Only lines containing "label" are wanted from the data below. Copy those lines.

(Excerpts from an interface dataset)
↓

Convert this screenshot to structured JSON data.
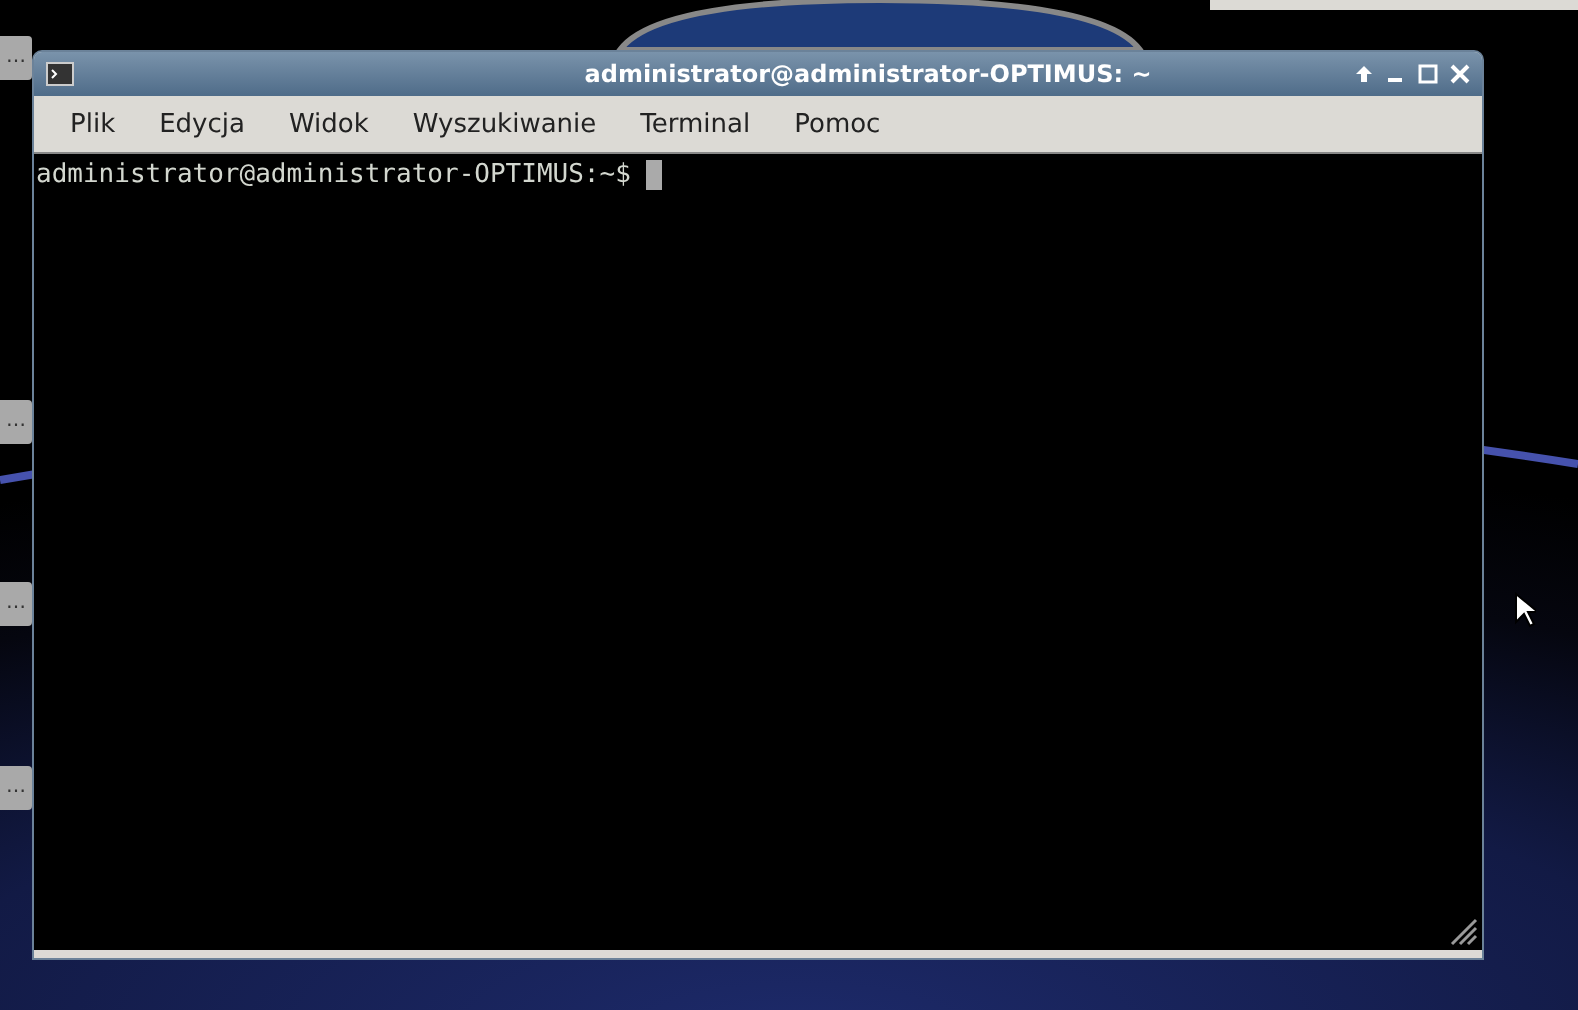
{
  "desktop": {
    "side_tabs": [
      {
        "label": "…"
      },
      {
        "label": "…"
      },
      {
        "label": "…"
      },
      {
        "label": "…"
      }
    ]
  },
  "window": {
    "title": "administrator@administrator-OPTIMUS: ~"
  },
  "menu": [
    {
      "label": "Plik"
    },
    {
      "label": "Edycja"
    },
    {
      "label": "Widok"
    },
    {
      "label": "Wyszukiwanie"
    },
    {
      "label": "Terminal"
    },
    {
      "label": "Pomoc"
    }
  ],
  "terminal": {
    "lines": [
      "administrator@administrator-OPTIMUS:~$ "
    ]
  }
}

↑

* [TASK RESULT]:
        "label": "…"
        "label": "…"
        "label": "…"
        "label": "…"
      "label": "Plik"
      "label": "Edycja"
      "label": "Widok"
      "label": "Wyszukiwanie"
      "label": "Terminal"
      "label": "Pomoc"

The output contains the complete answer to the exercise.